[Dataset records]
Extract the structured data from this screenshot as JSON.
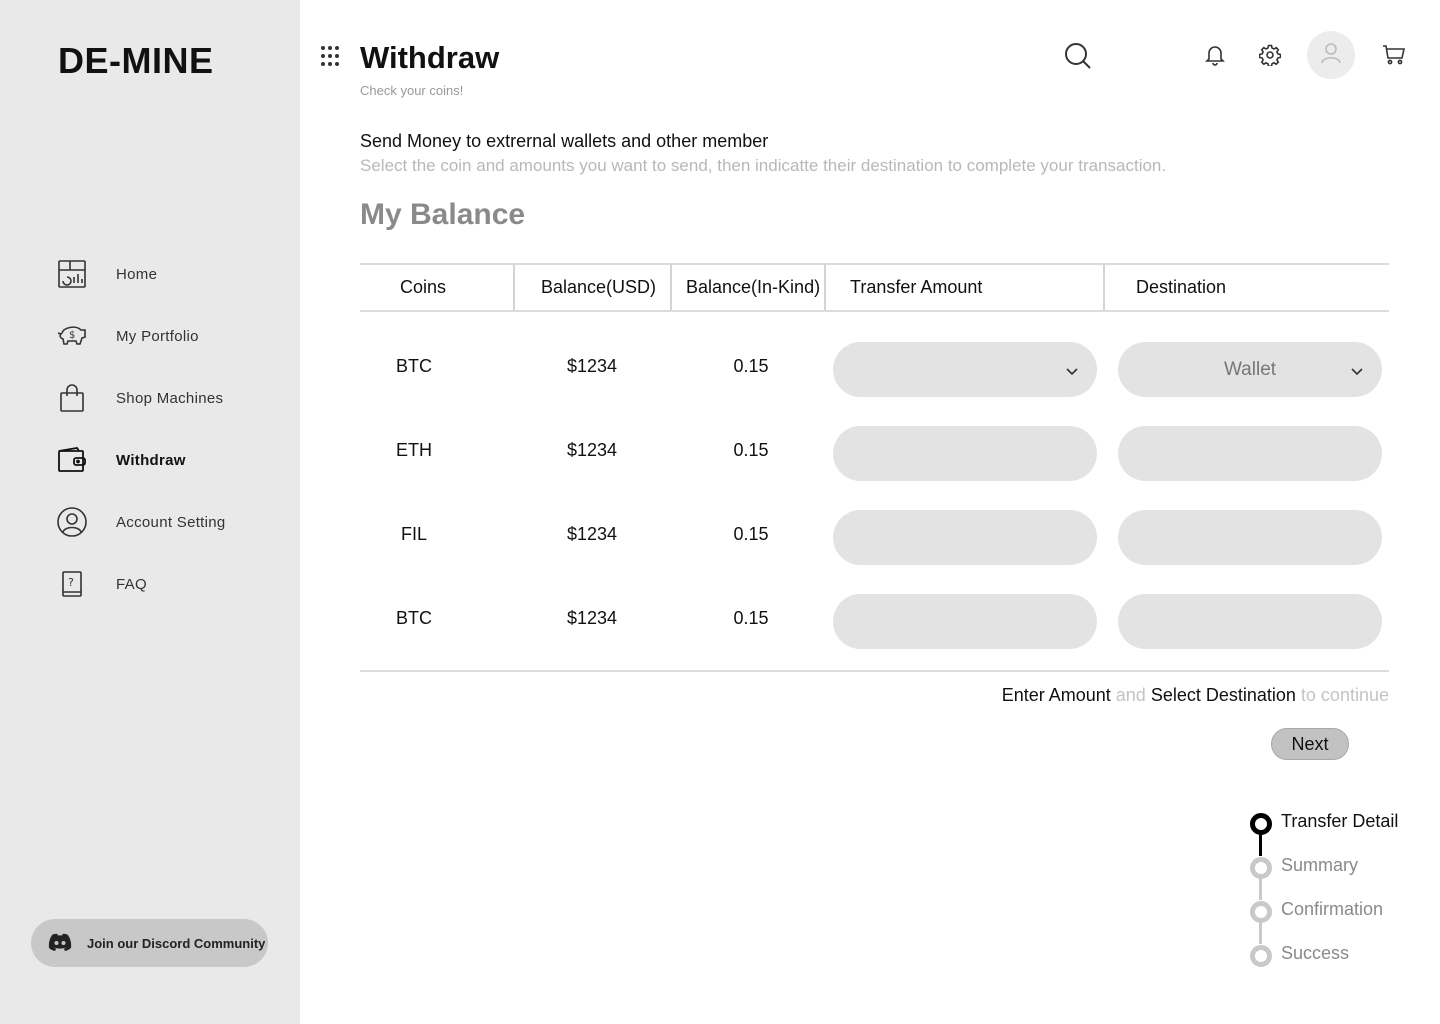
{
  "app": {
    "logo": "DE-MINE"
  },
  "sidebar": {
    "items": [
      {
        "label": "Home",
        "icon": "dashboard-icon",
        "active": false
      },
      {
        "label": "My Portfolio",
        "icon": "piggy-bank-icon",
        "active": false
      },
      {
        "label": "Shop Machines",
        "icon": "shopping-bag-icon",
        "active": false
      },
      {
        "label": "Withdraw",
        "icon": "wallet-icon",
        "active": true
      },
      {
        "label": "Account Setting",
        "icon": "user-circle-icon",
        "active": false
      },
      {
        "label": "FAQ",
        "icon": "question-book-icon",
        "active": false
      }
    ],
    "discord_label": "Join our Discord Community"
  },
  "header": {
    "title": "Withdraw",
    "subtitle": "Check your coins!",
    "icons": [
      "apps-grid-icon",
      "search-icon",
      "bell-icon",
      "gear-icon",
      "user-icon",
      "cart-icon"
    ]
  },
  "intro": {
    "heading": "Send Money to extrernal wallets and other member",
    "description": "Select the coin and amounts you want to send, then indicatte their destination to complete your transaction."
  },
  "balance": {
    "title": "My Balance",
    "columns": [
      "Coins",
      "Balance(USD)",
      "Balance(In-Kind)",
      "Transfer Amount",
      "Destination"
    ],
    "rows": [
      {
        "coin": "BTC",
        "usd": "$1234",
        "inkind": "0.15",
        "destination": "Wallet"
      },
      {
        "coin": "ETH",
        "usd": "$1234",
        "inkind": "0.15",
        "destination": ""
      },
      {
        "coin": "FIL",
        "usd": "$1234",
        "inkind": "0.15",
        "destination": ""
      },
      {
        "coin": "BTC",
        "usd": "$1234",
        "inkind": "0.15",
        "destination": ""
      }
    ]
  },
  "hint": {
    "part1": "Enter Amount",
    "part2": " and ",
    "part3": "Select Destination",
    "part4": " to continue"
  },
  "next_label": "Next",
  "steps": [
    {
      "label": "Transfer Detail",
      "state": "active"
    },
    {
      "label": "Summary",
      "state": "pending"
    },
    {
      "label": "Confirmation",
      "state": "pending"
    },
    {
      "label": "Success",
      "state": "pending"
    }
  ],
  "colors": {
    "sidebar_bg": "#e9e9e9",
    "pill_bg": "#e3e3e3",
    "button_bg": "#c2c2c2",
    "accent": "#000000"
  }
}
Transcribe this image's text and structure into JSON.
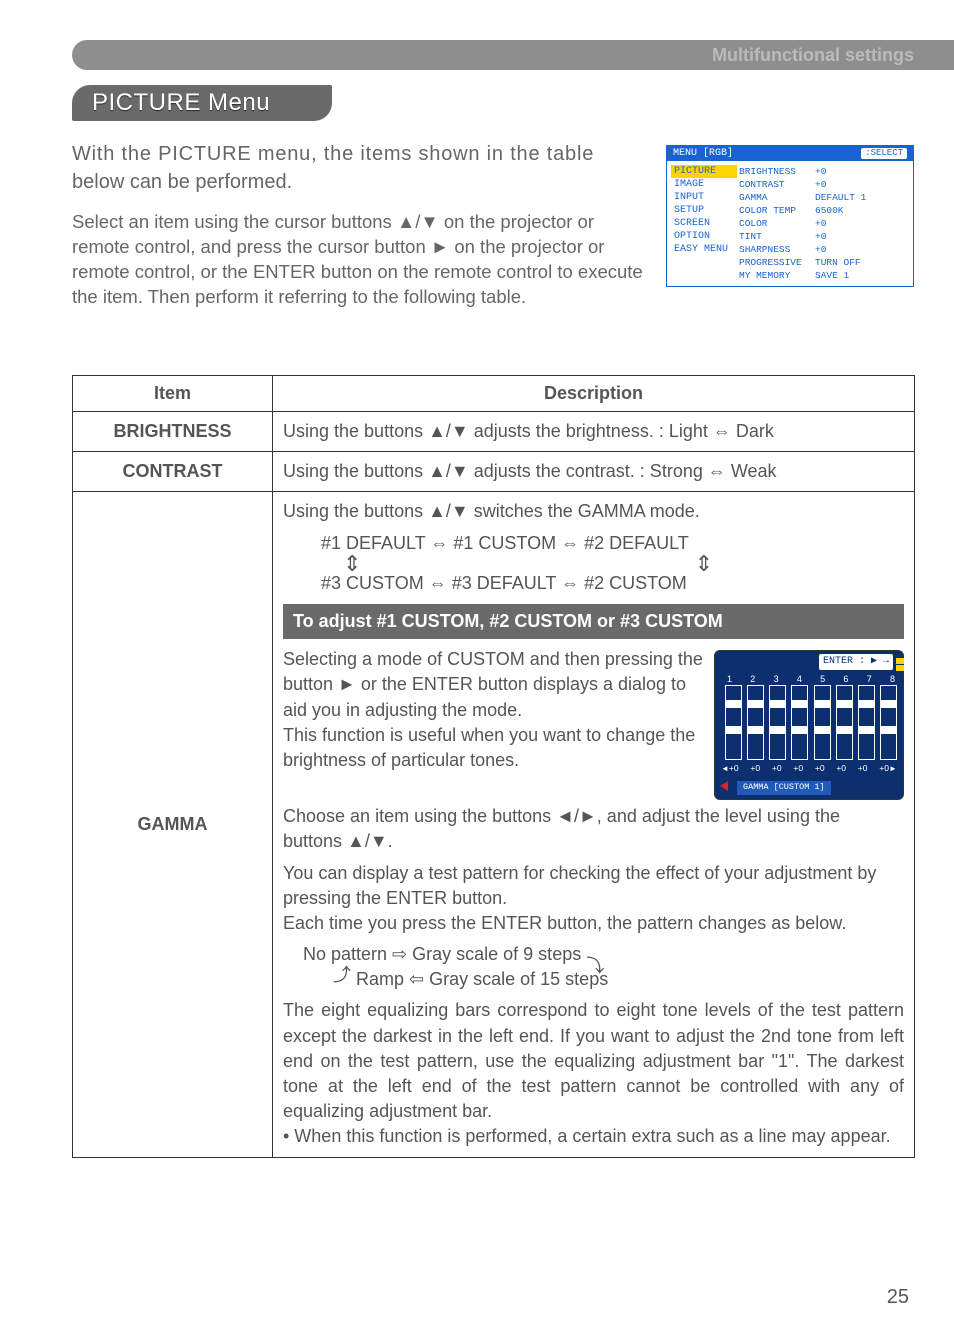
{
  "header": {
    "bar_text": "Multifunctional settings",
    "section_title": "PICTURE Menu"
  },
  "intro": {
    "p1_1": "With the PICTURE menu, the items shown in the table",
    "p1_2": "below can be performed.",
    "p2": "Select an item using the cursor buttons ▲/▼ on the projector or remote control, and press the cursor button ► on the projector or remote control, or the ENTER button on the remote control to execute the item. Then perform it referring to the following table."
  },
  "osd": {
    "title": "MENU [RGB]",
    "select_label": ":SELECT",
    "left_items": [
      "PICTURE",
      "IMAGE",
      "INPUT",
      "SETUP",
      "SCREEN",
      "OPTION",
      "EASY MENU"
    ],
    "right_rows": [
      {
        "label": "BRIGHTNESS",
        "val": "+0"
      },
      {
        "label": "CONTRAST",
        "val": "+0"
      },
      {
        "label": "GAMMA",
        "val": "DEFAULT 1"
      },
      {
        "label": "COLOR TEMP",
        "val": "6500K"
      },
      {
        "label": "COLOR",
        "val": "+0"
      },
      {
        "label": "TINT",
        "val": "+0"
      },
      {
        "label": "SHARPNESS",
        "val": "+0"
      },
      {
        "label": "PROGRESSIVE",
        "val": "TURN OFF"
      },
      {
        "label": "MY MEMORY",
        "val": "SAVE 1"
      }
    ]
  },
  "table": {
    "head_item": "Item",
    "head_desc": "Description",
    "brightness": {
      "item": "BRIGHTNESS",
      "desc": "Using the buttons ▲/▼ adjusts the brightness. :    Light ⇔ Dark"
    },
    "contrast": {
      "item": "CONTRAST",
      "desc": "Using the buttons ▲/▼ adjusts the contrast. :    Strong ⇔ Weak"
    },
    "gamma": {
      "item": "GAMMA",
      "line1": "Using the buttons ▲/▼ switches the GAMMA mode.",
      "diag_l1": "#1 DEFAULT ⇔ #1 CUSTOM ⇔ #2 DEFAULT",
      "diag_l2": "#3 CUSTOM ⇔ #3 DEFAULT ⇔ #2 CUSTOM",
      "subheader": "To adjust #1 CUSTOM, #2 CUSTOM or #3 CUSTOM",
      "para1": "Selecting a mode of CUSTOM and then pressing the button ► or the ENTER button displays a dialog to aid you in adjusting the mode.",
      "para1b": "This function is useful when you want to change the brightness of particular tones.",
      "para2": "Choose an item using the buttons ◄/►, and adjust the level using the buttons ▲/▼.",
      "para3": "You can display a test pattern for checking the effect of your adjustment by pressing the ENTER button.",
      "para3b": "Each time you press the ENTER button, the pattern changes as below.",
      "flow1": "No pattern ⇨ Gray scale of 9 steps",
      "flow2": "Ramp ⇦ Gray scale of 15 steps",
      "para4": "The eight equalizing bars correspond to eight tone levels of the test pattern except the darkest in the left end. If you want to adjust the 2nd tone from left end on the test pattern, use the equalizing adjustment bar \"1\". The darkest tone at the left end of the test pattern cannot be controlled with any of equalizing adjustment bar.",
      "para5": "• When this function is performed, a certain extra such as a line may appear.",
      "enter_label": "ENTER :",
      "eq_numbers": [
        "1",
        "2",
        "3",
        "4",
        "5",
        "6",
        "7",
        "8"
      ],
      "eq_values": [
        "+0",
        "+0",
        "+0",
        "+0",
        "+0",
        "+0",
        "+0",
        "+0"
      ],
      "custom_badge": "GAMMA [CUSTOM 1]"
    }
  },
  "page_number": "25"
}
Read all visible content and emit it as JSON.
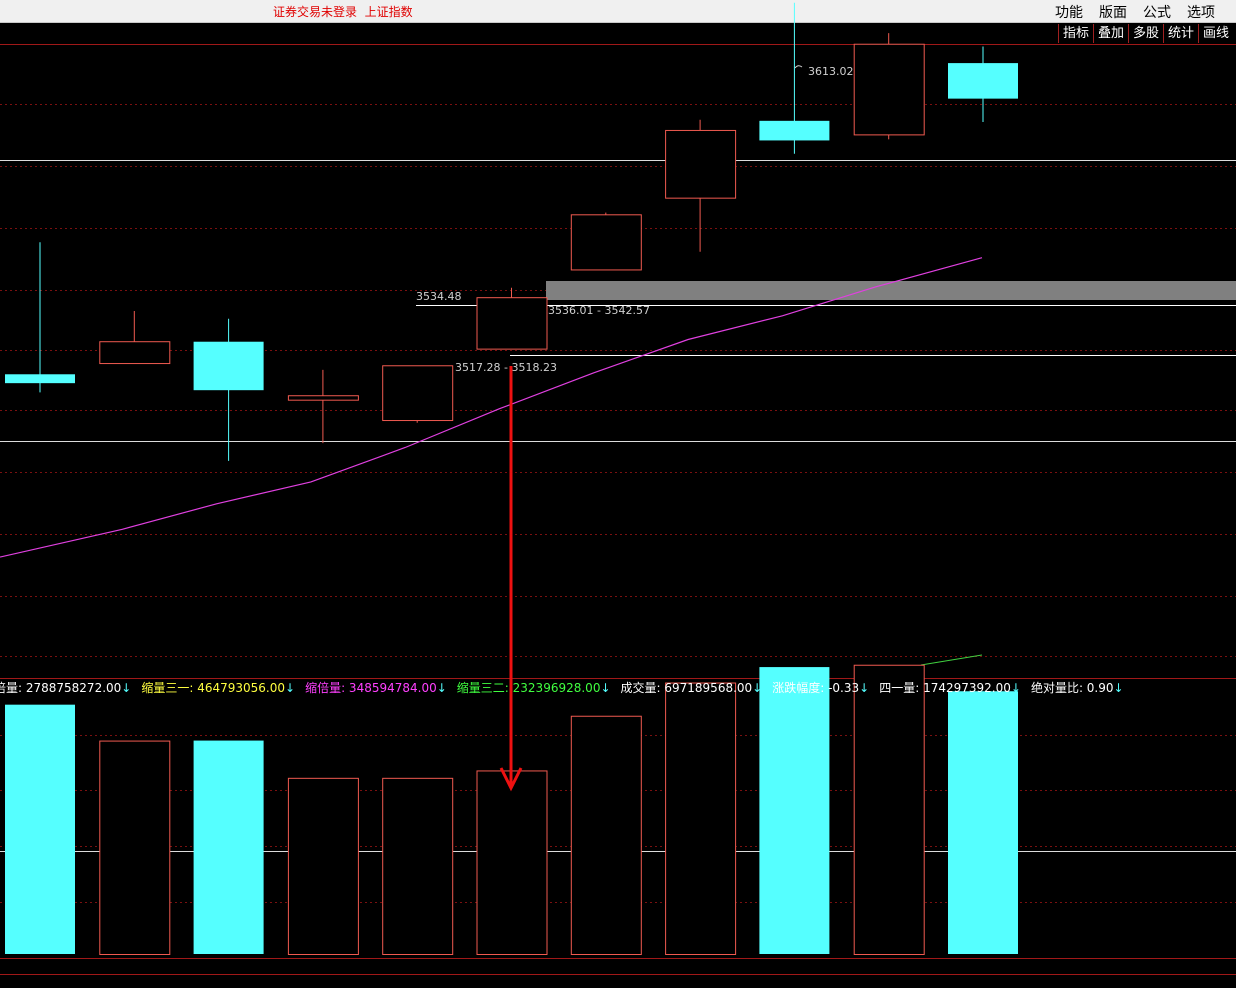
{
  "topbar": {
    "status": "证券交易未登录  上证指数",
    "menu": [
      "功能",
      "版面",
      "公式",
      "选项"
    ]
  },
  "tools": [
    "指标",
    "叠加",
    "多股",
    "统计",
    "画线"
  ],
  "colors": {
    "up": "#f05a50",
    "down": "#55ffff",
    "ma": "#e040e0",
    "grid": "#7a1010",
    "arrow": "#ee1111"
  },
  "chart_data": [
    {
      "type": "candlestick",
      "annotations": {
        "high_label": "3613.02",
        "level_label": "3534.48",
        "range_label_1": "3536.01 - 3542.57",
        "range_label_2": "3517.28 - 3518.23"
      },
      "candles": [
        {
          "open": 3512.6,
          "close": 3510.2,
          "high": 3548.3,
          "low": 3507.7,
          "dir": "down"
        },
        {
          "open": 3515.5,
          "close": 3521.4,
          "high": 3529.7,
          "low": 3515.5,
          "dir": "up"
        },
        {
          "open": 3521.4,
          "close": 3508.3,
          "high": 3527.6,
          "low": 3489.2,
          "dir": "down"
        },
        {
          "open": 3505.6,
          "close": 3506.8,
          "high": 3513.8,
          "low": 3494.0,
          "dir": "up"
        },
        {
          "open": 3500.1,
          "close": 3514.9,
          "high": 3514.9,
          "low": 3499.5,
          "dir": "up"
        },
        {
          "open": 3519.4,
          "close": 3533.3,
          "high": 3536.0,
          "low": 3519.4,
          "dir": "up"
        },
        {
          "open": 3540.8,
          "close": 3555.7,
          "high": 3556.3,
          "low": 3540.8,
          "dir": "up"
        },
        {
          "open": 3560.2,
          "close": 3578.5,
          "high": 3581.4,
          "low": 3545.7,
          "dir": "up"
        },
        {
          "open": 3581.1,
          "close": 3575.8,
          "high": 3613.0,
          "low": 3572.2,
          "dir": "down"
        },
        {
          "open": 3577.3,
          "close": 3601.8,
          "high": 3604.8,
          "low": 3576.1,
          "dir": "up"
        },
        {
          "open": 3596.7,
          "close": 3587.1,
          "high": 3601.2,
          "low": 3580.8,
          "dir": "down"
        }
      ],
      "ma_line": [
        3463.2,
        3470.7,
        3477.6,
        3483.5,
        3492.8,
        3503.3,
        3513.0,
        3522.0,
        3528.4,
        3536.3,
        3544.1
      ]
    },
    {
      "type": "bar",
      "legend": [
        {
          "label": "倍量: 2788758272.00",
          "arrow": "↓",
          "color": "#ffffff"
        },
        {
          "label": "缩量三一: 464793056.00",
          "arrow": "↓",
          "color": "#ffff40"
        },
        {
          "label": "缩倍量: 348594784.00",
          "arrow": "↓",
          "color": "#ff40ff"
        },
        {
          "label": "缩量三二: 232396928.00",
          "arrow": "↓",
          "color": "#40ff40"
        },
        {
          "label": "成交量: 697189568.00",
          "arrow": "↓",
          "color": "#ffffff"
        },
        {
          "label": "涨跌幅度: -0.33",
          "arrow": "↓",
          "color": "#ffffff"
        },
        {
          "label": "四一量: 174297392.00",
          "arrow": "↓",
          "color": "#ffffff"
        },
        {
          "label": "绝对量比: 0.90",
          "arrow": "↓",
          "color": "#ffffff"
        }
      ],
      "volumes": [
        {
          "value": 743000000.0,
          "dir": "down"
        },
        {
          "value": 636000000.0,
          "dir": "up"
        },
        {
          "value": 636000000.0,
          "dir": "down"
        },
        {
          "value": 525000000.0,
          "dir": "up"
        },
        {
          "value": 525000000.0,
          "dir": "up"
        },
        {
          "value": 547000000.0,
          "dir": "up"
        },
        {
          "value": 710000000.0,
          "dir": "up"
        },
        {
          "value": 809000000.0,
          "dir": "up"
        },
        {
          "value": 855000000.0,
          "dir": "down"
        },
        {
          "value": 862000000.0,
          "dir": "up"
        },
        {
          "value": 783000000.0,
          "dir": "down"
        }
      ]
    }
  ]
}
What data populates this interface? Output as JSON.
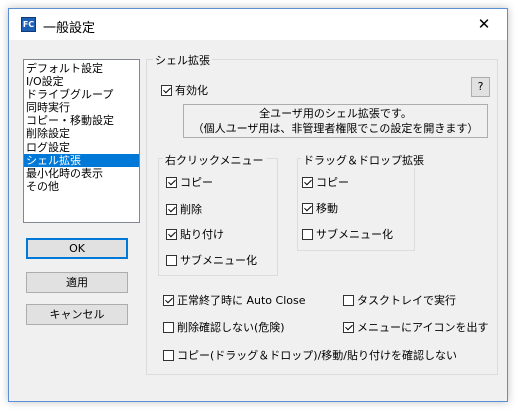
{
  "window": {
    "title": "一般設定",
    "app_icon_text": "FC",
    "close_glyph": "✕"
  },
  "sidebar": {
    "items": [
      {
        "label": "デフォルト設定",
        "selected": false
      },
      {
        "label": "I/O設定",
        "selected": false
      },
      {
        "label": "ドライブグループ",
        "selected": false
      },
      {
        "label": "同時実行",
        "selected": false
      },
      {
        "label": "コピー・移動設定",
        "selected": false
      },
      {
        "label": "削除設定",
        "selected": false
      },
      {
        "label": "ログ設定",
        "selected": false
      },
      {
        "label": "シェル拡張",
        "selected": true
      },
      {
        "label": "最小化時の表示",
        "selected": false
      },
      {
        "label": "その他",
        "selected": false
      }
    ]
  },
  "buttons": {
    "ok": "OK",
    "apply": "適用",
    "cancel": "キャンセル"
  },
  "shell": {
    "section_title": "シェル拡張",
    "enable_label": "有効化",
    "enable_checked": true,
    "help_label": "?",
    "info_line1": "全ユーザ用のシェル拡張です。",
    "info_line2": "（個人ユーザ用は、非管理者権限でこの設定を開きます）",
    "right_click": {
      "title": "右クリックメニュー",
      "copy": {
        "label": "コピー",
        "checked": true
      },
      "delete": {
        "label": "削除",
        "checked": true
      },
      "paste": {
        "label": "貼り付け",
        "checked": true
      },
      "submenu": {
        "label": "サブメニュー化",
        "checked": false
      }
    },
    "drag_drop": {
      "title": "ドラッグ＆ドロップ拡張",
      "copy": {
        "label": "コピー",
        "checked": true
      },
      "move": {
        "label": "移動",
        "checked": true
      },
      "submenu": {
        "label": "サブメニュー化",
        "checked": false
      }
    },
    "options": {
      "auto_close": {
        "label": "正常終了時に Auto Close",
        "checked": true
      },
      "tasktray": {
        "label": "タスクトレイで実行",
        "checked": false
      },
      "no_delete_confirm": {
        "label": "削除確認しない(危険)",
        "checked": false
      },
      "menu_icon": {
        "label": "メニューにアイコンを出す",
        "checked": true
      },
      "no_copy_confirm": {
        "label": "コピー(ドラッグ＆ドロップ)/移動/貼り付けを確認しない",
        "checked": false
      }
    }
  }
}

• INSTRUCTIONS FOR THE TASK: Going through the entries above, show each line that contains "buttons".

• RESULT BELOW:
    "p2": "Select an item using the cursor buttons ▲/▼ on the projector or remote control, and press the cursor button ► on the projector or remote control, or the ENTER button on the remote control to execute the item. Then perform it referring to the following table."
      "desc": "Using the buttons ▲/▼ adjusts the brightness. :    Light ⇔ Dark"
      "desc": "Using the buttons ▲/▼ adjusts the contrast. :    Strong ⇔ Weak"
      "line1": "Using the buttons ▲/▼ switches the GAMMA mode.",
      "para2": "Choose an item using the buttons ◄/►, and adjust the level using the buttons ▲/▼.",
  "buttons": {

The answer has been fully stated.